Taoiseach says €13bn Apple tax appeal was necessary to protect State’s reputation

Micheál Martin denies the tech giant ‘got sorted’ in appeal against EU finding

Taoiseach Micheál Martin arrives at Dublin Castle on Wednesday. Photograph: Alan Betson/The Irish Times

Taoiseach Micheál Martin arrives at Dublin Castle on Wednesday. Photograph: Alan Betson/The Irish Times

 

Taoiseach Micheál Martin has defended the appeal by the State and Apple against the European Commission’s ruling that the tech giant owed €13 billion in back taxes, saying it was important to protect the Republic’s reputation and its industrial policy.

He also rejected Opposition claims in the Dáil that “Apple got sorted” in the appeal against the European Commission’s decision.

Mr Martin said it was important to take the case “in terms of protecting industrial policy of the last 30 or 40 years” and to “identify the State’s own credibility and reputation in that we do things within the law”.

The row developed after the General Court of the European Union annulled on Wednesday the European Commission’s ruling that the Republic gave illegal State aid to the iPhone maker and that Apple consequently owed the Revenue Commissioners €13 billion in back taxes.

Speaking in the Dáil on Wednesday, Solidarity TD Mick Barry highlighted the case of Debenhams workers who were made redundant when the Irish arm of the department store firm went into liquidation and were left without redundancy payments.

Mr Barry said that during their ongoing protests to prevent liquidators removing stock from the Irish stores, the former Debenhams workers had been chanting that “Apple got sorted out, we got sold out”.

He told the Taoiseach that the workers were looking for a much smaller sum of €13 million to provide the 1,000 workers affected with two weeks’ redundancy per year of service and statutory redundancy payments.

He said to Mr Martin that “your Government takes no action on their behalf”.

‘Essential point’

Mr Martin insisted, however, that “Apple didn’t get sorted out and Apple is about workers too”. He said the global tech giant is in Ireland since 1980 and employs 6,000 workers here and that was important.

The Taoiseach told Mr Barry that the essential point the court decided on Wednesday is that “there was no State aid to Apple”.

He criticised the Cork North-Central TD for consistently “undermining the role of multinational companies in Ireland and I think I just want to put on the record that it’s an important role”.

Mr Martin said that “it underpins the work of many small and medium-sized companies who create thousands of jobs. And there are hundreds of thousands of jobs in companies like Apple.”

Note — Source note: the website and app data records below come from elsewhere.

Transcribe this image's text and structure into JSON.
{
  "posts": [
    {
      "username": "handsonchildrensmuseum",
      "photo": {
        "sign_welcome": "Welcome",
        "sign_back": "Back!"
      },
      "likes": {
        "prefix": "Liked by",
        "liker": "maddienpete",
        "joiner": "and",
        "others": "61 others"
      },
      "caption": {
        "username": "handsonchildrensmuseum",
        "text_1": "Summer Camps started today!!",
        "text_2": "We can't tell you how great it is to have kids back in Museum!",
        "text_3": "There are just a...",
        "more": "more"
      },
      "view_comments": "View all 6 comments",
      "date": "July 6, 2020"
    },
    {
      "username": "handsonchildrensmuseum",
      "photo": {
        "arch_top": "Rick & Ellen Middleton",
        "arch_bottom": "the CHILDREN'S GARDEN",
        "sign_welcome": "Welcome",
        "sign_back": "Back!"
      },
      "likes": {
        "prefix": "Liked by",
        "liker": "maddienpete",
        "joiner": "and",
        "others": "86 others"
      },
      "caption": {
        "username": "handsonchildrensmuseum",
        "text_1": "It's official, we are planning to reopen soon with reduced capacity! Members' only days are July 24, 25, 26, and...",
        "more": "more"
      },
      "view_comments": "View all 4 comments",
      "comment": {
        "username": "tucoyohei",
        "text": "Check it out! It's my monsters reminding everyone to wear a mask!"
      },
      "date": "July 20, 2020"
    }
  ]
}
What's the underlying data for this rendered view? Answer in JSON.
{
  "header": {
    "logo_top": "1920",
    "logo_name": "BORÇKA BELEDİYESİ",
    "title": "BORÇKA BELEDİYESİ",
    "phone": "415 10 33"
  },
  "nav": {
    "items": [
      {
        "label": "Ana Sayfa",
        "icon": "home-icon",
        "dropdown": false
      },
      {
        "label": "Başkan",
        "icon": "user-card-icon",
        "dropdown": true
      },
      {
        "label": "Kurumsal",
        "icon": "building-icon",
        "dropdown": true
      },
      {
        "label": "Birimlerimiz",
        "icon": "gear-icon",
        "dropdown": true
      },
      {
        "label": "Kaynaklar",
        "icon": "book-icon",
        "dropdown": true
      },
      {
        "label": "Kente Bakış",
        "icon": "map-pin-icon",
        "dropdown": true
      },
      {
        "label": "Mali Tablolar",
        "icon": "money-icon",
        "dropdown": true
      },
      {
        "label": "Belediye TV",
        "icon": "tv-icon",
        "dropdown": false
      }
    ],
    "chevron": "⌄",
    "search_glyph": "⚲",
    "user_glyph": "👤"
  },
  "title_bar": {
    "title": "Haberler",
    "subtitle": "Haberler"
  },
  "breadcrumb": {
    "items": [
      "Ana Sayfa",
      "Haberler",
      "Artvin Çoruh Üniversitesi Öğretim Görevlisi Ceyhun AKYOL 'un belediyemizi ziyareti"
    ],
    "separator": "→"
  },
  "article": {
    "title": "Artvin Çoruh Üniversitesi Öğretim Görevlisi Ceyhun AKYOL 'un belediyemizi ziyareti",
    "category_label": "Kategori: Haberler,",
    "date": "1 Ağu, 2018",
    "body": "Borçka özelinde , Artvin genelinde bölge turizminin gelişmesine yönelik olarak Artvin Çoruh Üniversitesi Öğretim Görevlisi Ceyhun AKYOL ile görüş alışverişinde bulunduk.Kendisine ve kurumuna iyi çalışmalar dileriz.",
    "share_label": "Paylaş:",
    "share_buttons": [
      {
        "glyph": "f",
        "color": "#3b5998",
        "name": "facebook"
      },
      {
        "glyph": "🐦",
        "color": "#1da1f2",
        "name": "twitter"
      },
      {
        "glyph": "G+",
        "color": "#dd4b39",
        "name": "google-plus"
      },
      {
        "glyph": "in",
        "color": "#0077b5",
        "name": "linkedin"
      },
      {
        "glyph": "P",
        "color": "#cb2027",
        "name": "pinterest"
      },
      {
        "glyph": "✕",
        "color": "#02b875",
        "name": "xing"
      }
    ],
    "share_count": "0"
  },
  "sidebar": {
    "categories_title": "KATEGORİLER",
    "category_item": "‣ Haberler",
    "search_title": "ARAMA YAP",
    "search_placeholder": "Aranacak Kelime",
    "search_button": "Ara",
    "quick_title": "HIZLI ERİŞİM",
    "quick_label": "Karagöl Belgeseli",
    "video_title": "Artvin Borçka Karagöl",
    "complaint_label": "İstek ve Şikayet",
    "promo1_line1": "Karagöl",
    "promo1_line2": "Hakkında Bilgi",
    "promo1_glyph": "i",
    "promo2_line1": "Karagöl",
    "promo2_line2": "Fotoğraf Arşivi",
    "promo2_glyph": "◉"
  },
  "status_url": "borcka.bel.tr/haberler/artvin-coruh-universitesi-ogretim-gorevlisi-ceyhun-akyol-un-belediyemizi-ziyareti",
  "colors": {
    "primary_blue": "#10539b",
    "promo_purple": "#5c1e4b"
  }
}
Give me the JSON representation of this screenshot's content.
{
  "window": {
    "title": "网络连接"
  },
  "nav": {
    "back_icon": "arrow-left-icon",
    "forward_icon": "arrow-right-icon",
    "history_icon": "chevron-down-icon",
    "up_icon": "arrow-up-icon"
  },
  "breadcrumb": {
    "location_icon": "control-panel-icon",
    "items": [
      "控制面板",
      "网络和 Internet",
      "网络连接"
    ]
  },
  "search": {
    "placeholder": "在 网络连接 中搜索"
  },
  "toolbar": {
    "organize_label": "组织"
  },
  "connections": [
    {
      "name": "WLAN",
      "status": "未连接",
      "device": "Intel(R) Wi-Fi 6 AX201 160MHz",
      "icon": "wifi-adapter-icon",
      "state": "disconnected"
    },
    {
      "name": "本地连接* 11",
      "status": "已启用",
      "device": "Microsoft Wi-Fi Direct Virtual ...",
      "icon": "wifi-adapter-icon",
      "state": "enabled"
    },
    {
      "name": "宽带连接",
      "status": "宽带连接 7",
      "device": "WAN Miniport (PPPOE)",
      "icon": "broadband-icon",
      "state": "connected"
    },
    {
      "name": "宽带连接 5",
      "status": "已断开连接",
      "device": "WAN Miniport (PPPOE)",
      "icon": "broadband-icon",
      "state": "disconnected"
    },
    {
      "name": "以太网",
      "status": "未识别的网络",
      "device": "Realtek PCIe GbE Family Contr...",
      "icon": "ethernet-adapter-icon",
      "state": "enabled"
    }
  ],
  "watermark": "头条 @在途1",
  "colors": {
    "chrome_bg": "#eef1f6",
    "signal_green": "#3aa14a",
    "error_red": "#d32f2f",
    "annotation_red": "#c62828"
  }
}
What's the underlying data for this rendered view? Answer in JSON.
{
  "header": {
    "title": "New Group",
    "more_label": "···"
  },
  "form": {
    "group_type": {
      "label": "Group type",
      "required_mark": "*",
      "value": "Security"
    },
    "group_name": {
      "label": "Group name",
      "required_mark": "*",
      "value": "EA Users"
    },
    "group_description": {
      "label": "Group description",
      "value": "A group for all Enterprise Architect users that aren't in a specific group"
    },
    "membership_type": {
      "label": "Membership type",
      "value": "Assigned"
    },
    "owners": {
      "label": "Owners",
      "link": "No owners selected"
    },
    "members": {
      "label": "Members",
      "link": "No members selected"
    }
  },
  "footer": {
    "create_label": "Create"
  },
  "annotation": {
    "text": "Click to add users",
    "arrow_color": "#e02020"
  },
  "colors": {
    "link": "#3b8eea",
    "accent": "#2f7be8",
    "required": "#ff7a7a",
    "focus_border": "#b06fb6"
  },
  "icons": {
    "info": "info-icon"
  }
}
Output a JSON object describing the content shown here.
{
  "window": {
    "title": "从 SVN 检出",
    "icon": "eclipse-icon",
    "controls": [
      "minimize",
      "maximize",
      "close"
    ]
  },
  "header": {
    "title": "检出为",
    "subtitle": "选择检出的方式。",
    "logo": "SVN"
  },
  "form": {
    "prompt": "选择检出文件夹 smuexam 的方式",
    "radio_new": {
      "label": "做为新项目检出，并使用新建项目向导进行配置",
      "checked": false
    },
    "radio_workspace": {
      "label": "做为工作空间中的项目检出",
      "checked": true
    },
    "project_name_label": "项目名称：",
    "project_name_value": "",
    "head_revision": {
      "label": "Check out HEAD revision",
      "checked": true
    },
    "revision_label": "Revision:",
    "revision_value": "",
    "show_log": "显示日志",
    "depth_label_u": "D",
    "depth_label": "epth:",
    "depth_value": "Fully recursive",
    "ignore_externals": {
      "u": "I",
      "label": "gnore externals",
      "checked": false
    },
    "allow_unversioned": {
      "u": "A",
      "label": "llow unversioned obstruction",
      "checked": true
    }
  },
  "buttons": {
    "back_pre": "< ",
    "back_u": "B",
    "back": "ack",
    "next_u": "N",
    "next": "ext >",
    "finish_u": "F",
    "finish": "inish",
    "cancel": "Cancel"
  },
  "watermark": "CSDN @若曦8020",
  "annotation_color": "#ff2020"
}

The case was important for the State’s approach to industrial policy and to protect its reputation that it operated within the law, he said.

The Taoiseach reiterated that what Debenhams had done to its employees was wrong and unacceptable and he agreed that the law needed to change.

He said Debenhams workers would be helped with training supports and to find alternative employment, and he said they would receive statutory redundancy payments. Mr Martin acknowledged that that was not in itself satisfaction for the workers because they were being denied justice by the company.

He said the company had been disreputable and wrong in its treatment of its employees and that the workers had not been treated “with the dignity and respect and supports that they deserve”.